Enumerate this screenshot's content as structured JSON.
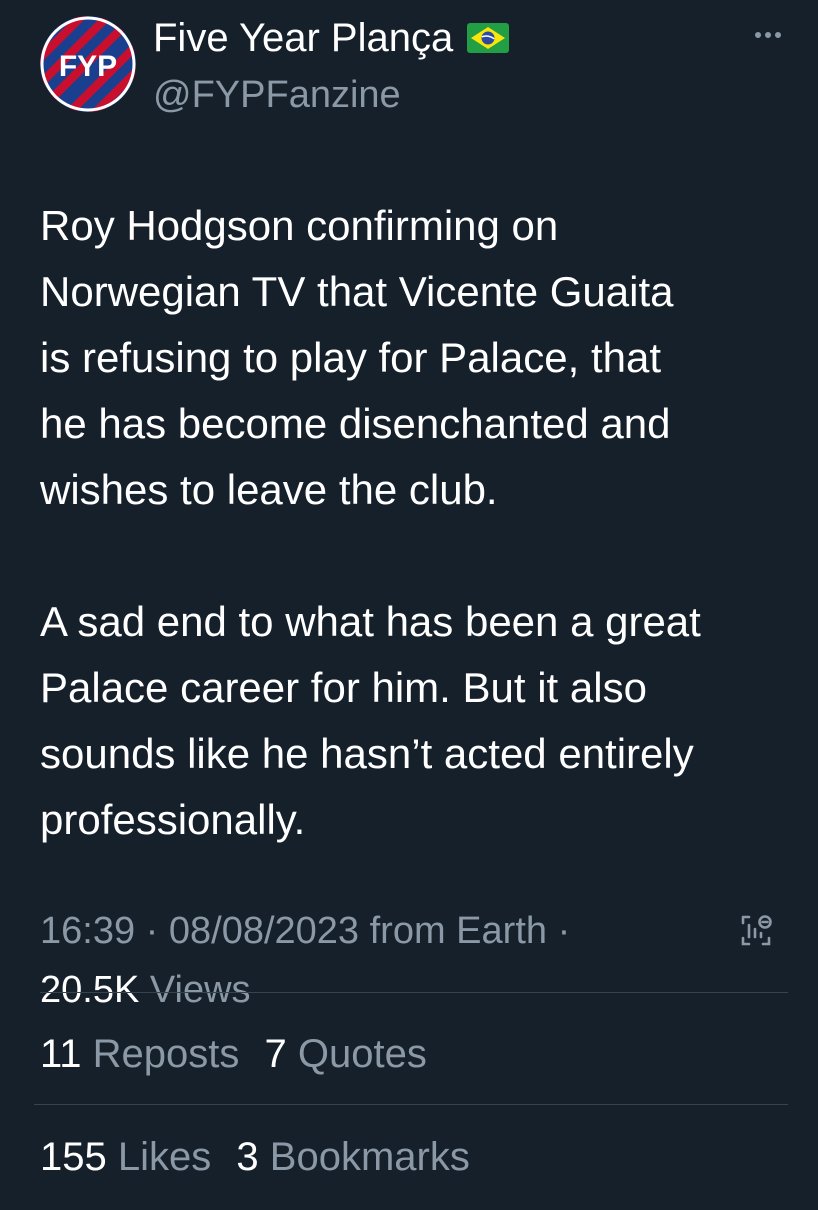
{
  "author": {
    "display_name": "Five Year Plança",
    "handle": "@FYPFanzine",
    "avatar_text": "FYP",
    "flag_icon": "brazil-flag-icon"
  },
  "tweet": {
    "paragraphs": [
      "Roy Hodgson confirming on\nNorwegian TV that Vicente Guaita\nis refusing to play for Palace, that\nhe has become disenchanted and\nwishes to leave the club.",
      "A sad end to what has been a great\nPalace career for him. But it also\nsounds like he hasn’t acted entirely\nprofessionally."
    ]
  },
  "meta": {
    "time": "16:39",
    "sep1": "·",
    "date": "08/08/2023",
    "source": "from Earth",
    "sep2": "·",
    "views_count": "20.5K",
    "views_label": "Views"
  },
  "stats": {
    "reposts_count": "11",
    "reposts_label": "Reposts",
    "quotes_count": "7",
    "quotes_label": "Quotes",
    "likes_count": "155",
    "likes_label": "Likes",
    "bookmarks_count": "3",
    "bookmarks_label": "Bookmarks"
  },
  "colors": {
    "background": "#15202b",
    "text_primary": "#ffffff",
    "text_secondary": "#8b98a5",
    "divider": "#38444d",
    "avatar_blue": "#1b3f8f",
    "avatar_red": "#c8102e"
  }
}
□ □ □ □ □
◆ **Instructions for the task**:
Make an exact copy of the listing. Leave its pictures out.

◆ **Task output**:
Enumerate this screenshot's content as structured JSON.
{
  "author": {
    "display_name": "Five Year Plança",
    "handle": "@FYPFanzine",
    "avatar_text": "FYP",
    "flag_icon": "brazil-flag-icon"
  },
  "tweet": {
    "paragraphs": [
      "Roy Hodgson confirming on\nNorwegian TV that Vicente Guaita\nis refusing to play for Palace, that\nhe has become disenchanted and\nwishes to leave the club.",
      "A sad end to what has been a great\nPalace career for him. But it also\nsounds like he hasn’t acted entirely\nprofessionally."
    ]
  },
  "meta": {
    "time": "16:39",
    "sep1": "·",
    "date": "08/08/2023",
    "source": "from Earth",
    "sep2": "·",
    "views_count": "20.5K",
    "views_label": "Views"
  },
  "stats": {
    "reposts_count": "11",
    "reposts_label": "Reposts",
    "quotes_count": "7",
    "quotes_label": "Quotes",
    "likes_count": "155",
    "likes_label": "Likes",
    "bookmarks_count": "3",
    "bookmarks_label": "Bookmarks"
  },
  "colors": {
    "background": "#15202b",
    "text_primary": "#ffffff",
    "text_secondary": "#8b98a5",
    "divider": "#38444d",
    "avatar_blue": "#1b3f8f",
    "avatar_red": "#c8102e"
  }
}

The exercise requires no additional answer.